Today, revenue management specialists and systems work at most airlines to sell the right product to the right customer at the right moment at the right price on the right distribution channel. (Revenue management strategies in hotels are also common.) One of the critical components of revenue management is dynamic pricing. Let’s talk about the current methods of dynamic pricing and how the techniques are maturing to match the current airline distribution market.
What are dynamic and static pricing: evolution of flight pricing strategies
Traditionally and most commonly, airlines have been using static pricing. An airline creates its fare structure using a limited number of price points based on reservation booking designators (RBD) and then published through ATPCO. Each price point is developed for a specific customer segment and demand situation.
Namely, there are price-sensitive passengers who are not locked in on a date or schedule and will pick the cheapest fare regardless of long layovers. Others must reach a destination on time and will pay any price to travel on a specific day. Considering such factors as time of flight and time of purchase, sales channel, and seat class, airlines create price points for different passenger segments.

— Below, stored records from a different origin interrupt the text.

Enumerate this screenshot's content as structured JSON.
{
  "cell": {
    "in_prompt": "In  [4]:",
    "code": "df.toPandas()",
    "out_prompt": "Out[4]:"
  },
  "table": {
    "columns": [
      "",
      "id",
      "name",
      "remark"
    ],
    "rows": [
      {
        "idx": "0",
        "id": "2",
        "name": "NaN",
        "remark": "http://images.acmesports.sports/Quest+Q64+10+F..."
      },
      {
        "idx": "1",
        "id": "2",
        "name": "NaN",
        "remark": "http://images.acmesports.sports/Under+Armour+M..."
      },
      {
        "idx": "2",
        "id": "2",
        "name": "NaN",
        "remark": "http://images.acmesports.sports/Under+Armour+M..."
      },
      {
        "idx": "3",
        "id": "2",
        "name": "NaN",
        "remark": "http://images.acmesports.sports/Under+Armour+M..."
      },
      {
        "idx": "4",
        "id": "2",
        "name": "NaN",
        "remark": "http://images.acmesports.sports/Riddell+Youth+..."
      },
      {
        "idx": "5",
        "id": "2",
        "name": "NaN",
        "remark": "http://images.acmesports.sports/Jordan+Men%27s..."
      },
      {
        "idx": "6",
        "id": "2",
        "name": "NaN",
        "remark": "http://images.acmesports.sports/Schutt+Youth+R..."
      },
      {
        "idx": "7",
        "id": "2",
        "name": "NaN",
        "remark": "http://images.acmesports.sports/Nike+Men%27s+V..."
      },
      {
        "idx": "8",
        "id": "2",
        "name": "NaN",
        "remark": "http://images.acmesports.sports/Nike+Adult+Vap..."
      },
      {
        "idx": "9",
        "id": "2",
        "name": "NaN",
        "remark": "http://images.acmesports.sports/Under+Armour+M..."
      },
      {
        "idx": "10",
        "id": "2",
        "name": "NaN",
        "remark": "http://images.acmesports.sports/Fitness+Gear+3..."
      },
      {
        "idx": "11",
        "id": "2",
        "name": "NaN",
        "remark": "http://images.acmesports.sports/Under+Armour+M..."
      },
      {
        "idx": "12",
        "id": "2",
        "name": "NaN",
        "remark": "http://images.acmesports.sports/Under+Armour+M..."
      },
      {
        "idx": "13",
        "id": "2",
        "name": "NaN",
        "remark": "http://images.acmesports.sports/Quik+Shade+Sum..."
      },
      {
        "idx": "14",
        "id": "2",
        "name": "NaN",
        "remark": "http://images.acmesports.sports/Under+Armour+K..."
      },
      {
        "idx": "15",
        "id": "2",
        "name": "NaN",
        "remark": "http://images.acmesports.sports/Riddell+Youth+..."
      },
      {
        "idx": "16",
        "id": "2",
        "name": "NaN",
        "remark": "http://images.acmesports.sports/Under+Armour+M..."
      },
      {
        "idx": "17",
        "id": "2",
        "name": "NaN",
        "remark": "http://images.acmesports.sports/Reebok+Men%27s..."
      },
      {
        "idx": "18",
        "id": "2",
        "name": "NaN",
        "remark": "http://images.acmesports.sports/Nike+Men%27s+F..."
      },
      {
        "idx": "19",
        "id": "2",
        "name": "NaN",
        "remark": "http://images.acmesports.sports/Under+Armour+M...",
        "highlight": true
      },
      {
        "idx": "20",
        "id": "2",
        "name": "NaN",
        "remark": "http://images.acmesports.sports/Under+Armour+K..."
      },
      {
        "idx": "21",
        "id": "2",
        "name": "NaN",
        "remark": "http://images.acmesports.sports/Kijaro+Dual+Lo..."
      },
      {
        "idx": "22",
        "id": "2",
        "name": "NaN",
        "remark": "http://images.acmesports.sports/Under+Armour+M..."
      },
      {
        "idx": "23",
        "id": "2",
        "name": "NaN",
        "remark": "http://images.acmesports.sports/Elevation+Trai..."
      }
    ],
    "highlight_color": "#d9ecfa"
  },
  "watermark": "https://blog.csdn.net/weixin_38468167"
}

This segmentation, though, remains fairly shallow. Without understanding the competitive landscape, market conditions, distribution of fares, and more complex data that can be received only through analytics, airlines can’t effectively segment passengers beyond the typical “business or leisure” scenario. This is especially important for low-cost carriers that need more sophisticated and creative solutions to stay competitive and profitable.
Today, thanks to data-driven capabilities and technology advancements, revenue management strategies for airlines have evolved to consider tons of various criteria in real time and deliver truly personalized pricing, which we know today as dynamic.